As with his other fictional counterparts in those two later novels, Billy detests the slow and fumbling process of justice by the law. "Did you ever hear of a more stupid unnatural thing in your life than turning the other cheek?" (73) His marriage gets mired in Irish patterns of resignation and incrimination. "Thinking that things would get better somehow had replaced hurling as the national sport in Ireland around that time, and after a while your mother and I got to be champions."(114)

Billy drinks, his wife sulks, and the inevitable happens. "Anyone who has been in a dying marriage-- and I suppose that is what ours was by then-- knows that not putting words on unhappiness is the moral equivalent of leaving the lights out so you cannot see the monsters coming." (141) In a passage that reminded me of Joyce in its indirect first-person voice of delicacy and reticence, they do, years later within their estrangement, attempt one moment of reconciliation.

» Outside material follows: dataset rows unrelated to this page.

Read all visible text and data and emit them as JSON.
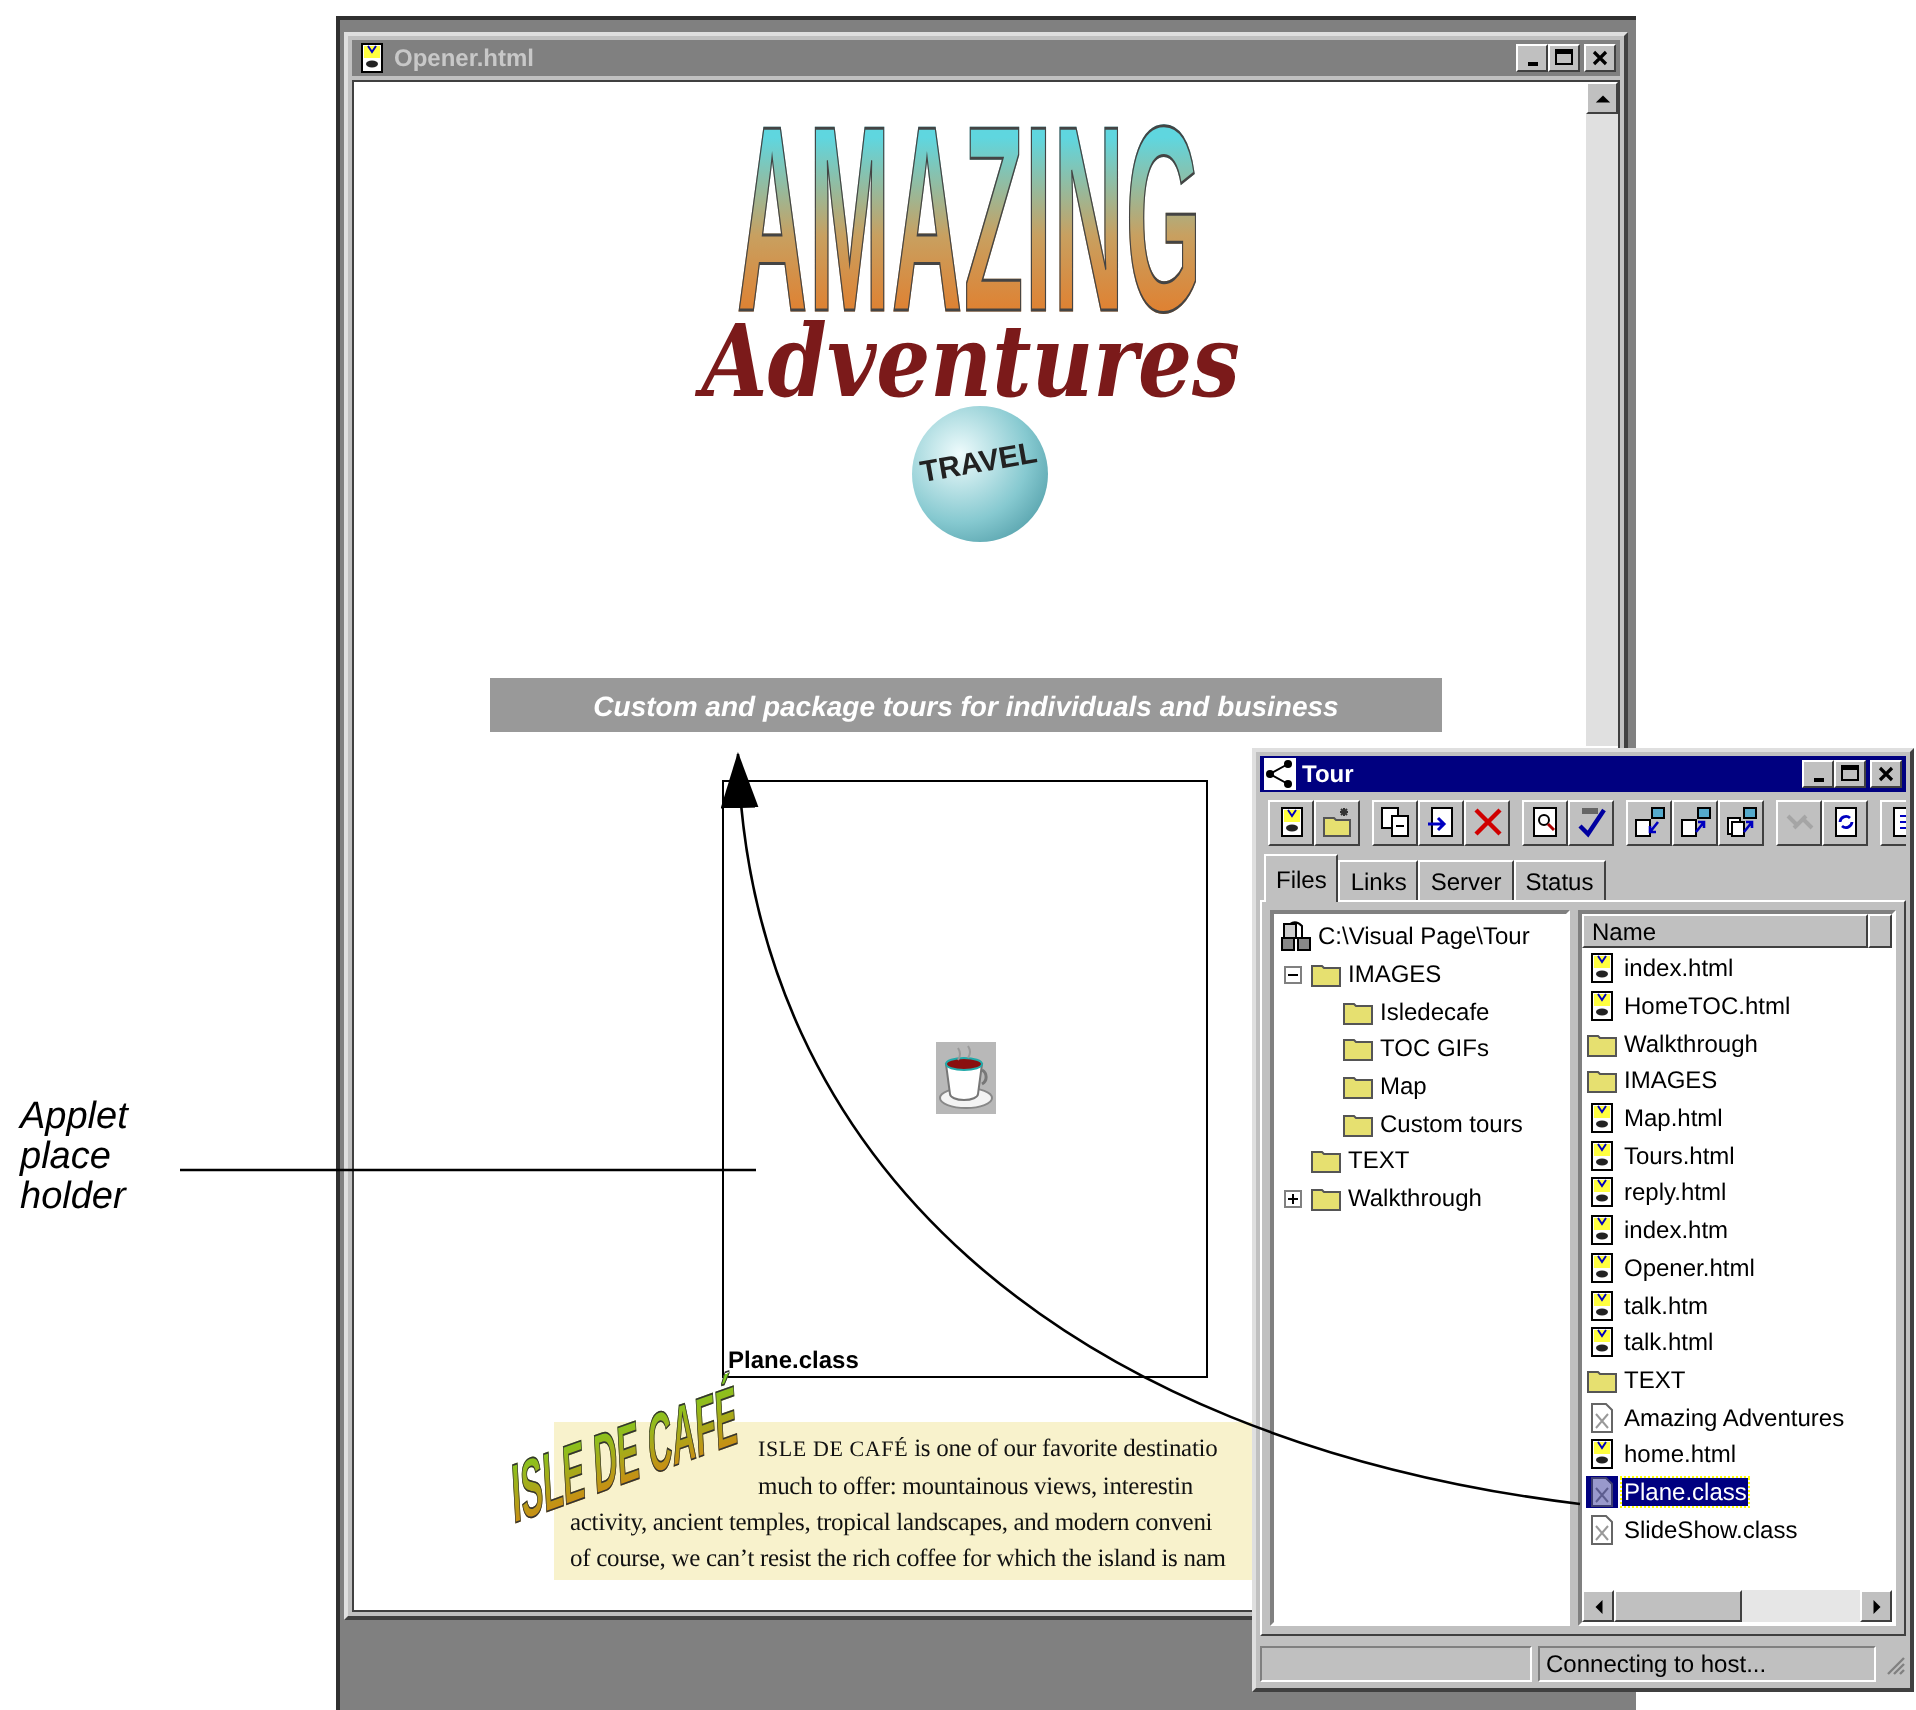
{
  "callout": {
    "label": "Applet place holder"
  },
  "document_window": {
    "title": "Opener.html",
    "active": false,
    "logo": {
      "line_1": "AMAZING",
      "line_2": "Adventures",
      "badge": "TRAVEL"
    },
    "tagline": "Custom and package tours for individuals and business",
    "applet": {
      "label": "Plane.class"
    },
    "article": {
      "logo": "ISLE DE CAFÉ",
      "lead": "ISLE DE CAFÉ",
      "lines": [
        " is one of our favorite destinatio",
        "much to offer: mountainous views, interestin",
        "activity, ancient temples, tropical landscapes, and modern conveni",
        "of course, we can’t resist the rich coffee for which the island is nam"
      ]
    }
  },
  "tour_window": {
    "title": "Tour",
    "active": true,
    "toolbar": [
      [
        {
          "kind": "page",
          "disabled": false
        },
        {
          "kind": "new_folder",
          "disabled": false
        }
      ],
      [
        {
          "kind": "copy",
          "disabled": false
        },
        {
          "kind": "import",
          "disabled": false
        },
        {
          "kind": "delete",
          "disabled": false
        }
      ],
      [
        {
          "kind": "find",
          "disabled": false
        },
        {
          "kind": "spell",
          "disabled": false
        }
      ],
      [
        {
          "kind": "get",
          "disabled": false
        },
        {
          "kind": "put",
          "disabled": false
        },
        {
          "kind": "sync",
          "disabled": false
        }
      ],
      [
        {
          "kind": "link",
          "disabled": true
        },
        {
          "kind": "refresh",
          "disabled": false
        }
      ],
      [
        {
          "kind": "extra",
          "disabled": false
        }
      ]
    ],
    "tabs": [
      {
        "label": "Files",
        "selected": true
      },
      {
        "label": "Links",
        "selected": false
      },
      {
        "label": "Server",
        "selected": false
      },
      {
        "label": "Status",
        "selected": false
      }
    ],
    "tree": {
      "label": "C:\\Visual Page\\Tour",
      "children": [
        {
          "label": "IMAGES",
          "expanded": true,
          "children": [
            {
              "label": "Isledecafe"
            },
            {
              "label": "TOC GIFs"
            },
            {
              "label": "Map"
            },
            {
              "label": "Custom tours"
            }
          ]
        },
        {
          "label": "TEXT"
        },
        {
          "label": "Walkthrough",
          "expanded": false
        }
      ]
    },
    "list": {
      "column": "Name",
      "rows": [
        {
          "name": "index.html",
          "kind": "page",
          "selected": false
        },
        {
          "name": "HomeTOC.html",
          "kind": "page",
          "selected": false
        },
        {
          "name": "Walkthrough",
          "kind": "folder",
          "selected": false
        },
        {
          "name": "IMAGES",
          "kind": "folder",
          "selected": false
        },
        {
          "name": "Map.html",
          "kind": "page",
          "selected": false
        },
        {
          "name": "Tours.html",
          "kind": "page",
          "selected": false
        },
        {
          "name": "reply.html",
          "kind": "page",
          "selected": false
        },
        {
          "name": "index.htm",
          "kind": "page",
          "selected": false
        },
        {
          "name": "Opener.html",
          "kind": "page",
          "selected": false
        },
        {
          "name": "talk.htm",
          "kind": "page",
          "selected": false
        },
        {
          "name": "talk.html",
          "kind": "page",
          "selected": false
        },
        {
          "name": "TEXT",
          "kind": "folder",
          "selected": false
        },
        {
          "name": "Amazing Adventures",
          "kind": "file",
          "selected": false
        },
        {
          "name": "home.html",
          "kind": "page",
          "selected": false
        },
        {
          "name": "Plane.class",
          "kind": "file",
          "selected": true
        },
        {
          "name": "SlideShow.class",
          "kind": "file",
          "selected": false
        }
      ]
    },
    "status_bar": {
      "message": "Connecting to host..."
    }
  }
}
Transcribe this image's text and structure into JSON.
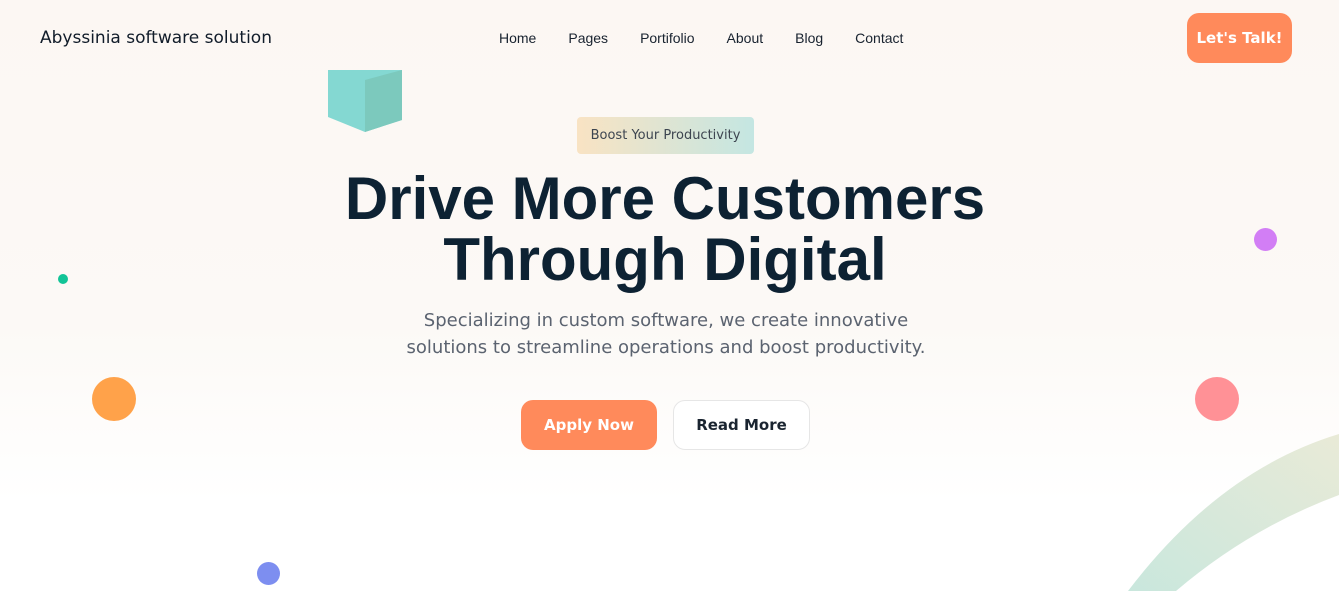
{
  "header": {
    "brand": "Abyssinia software solution",
    "nav": [
      "Home",
      "Pages",
      "Portifolio",
      "About",
      "Blog",
      "Contact"
    ],
    "cta_label": "Let's Talk!"
  },
  "hero": {
    "badge": "Boost Your Productivity",
    "headline_line1": "Drive More Customers",
    "headline_line2": "Through Digital",
    "subtitle_line1": "Specializing in custom software, we create innovative",
    "subtitle_line2": "solutions to streamline operations and boost productivity.",
    "primary_button": "Apply Now",
    "secondary_button": "Read More"
  },
  "colors": {
    "accent": "#ff8a5b",
    "headline": "#0d2233",
    "text_muted": "#5b6370"
  },
  "icons": [
    "cube-shape",
    "green-dot",
    "orange-dot",
    "blue-dot",
    "purple-dot",
    "pink-dot",
    "decorative-arc"
  ]
}
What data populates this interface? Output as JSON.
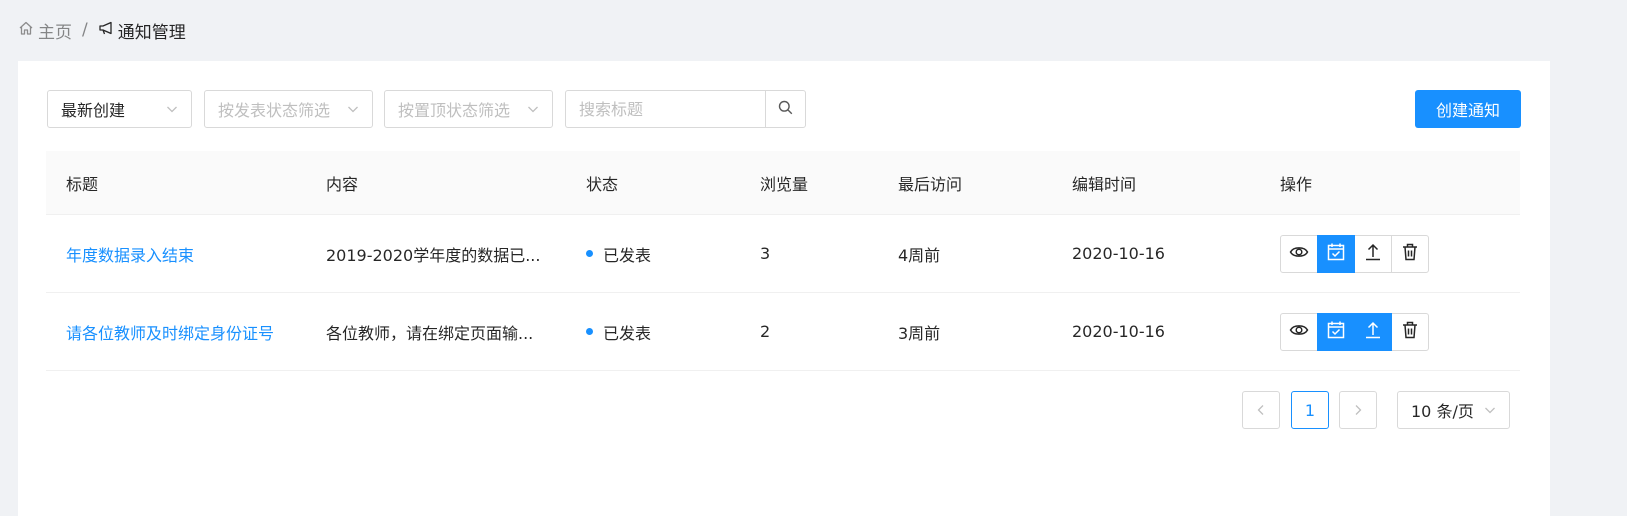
{
  "breadcrumb": {
    "home": "主页",
    "separator": "/",
    "current": "通知管理",
    "home_icon": "home-icon",
    "current_icon": "megaphone-icon"
  },
  "toolbar": {
    "order_select": "最新创建",
    "publish_filter_placeholder": "按发表状态筛选",
    "pin_filter_placeholder": "按置顶状态筛选",
    "search_placeholder": "搜索标题",
    "create_button": "创建通知"
  },
  "table": {
    "columns": [
      "标题",
      "内容",
      "状态",
      "浏览量",
      "最后访问",
      "编辑时间",
      "操作"
    ],
    "rows": [
      {
        "title": "年度数据录入结束",
        "content": "2019-2020学年度的数据已...",
        "status": "已发表",
        "views": "3",
        "last_visit": "4周前",
        "edit_time": "2020-10-16",
        "actions": [
          {
            "icon": "eye-icon",
            "active": false
          },
          {
            "icon": "calendar-check-icon",
            "active": true
          },
          {
            "icon": "upload-icon",
            "active": false
          },
          {
            "icon": "trash-icon",
            "active": false
          }
        ]
      },
      {
        "title": "请各位教师及时绑定身份证号",
        "content": "各位教师，请在绑定页面输...",
        "status": "已发表",
        "views": "2",
        "last_visit": "3周前",
        "edit_time": "2020-10-16",
        "actions": [
          {
            "icon": "eye-icon",
            "active": false
          },
          {
            "icon": "calendar-check-icon",
            "active": true
          },
          {
            "icon": "upload-icon",
            "active": true
          },
          {
            "icon": "trash-icon",
            "active": false
          }
        ]
      }
    ]
  },
  "pagination": {
    "current_page": "1",
    "page_size": "10 条/页"
  },
  "colors": {
    "primary": "#1890ff",
    "background": "#f0f2f5",
    "border": "#d9d9d9"
  }
}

"We went upstairs and into our old bedroom where we took off some of our clothes and kissed again for a while. After a time she asked me to turn off the light and I did. In the darkness I could hear her removing the rest of her clothes. She asked me to do the same. We embraced for a few moments, I was trembling. She asked if I anyone else had been in this bed with me and I said no, nobody had, which was the truth. We slid under the sheets together and made love very gently. I remember-- and you may as well know this too, love-- that afterwards we just lay in the dark, holding each other for a long time and crying." (188-89)

Such intimacy battles in this novel with wry demotic, drawn from south County Dublin. "'There wouldn't be the power in that shit-heap to power your mott's dildo,' he said." (91) Milkman Nap critiques his van. "'She'd eat the leg of the Lamb of God, wouldn't you sweetheart?'" (88) Billy's wife, Grace, muses about her baby, Lizzie. "Back in the car I got the handcuffs out of the box and tried them on. They were fine. They had a little pink fake-fur lining on them, 'for comfort', the instructions explained." (163) Billy prepares to kidnap Quinn. "She'd peel a fuckin' orange without takin' it out of her pocket, Mr Sweeney, and that's the gospel truth." (224) A Dalkey publican confides about his wife.

The novel does go on for too long. I understand the arc that O'Connor constructs. It's ambitious, and belies the dull title. There's almost no depth as to the work that Billy does, the sales he makes being all but absent. These omissions may be intentional, but they may discourage an audience given the bland "Salesman" as the come-on to what combines an (sub)urban thriller with a failed love story or two. I stayed up turning its pages, wondering how he'd resolve the storyline. Yet, all of my citations have been drawn nearly from the first half, prior to the abduction of Quinn and the hunter-becomes-the-hunted plot that ensues. Another Amazon reviewer liked the book until it got "all Tarantino." These portions, if perhaps a bit tediously, do, however, convey in graphic and truly unsettling terms what it's like to suffer, to have your life turned utterly unrecognizable, and to give and take violence in its elemental brutality.

They are also, if you push on into the final chapters, followed by further plot complications. While I found some of these less plausible or at least more mundane than much of the earlier force of this often scarifying book, this effort merits attention by those readers, like me, wanting to seek out previous fiction after enjoying "Star" and its sequel, "Redemption." Redeeming one's self certainly plays a crucial role here for both Billy and his antagonists, domesticated or untamed.

Sweeney finds his salvation after nearly going mad among his suburban aviary. O'Connor does not draw parallels directly between this 12th c. Irish tale "Buile Shuibne" ("Frenzy of Sweeney," translated by Seamus Heaney in 1983 as "Sweeney Astray") let alone the Flann O'Brien episodes in "At Swim-Two-Birds," but perhaps the ornithological allusions and the Dalkey setting prove subtle if telling enough?

No comments: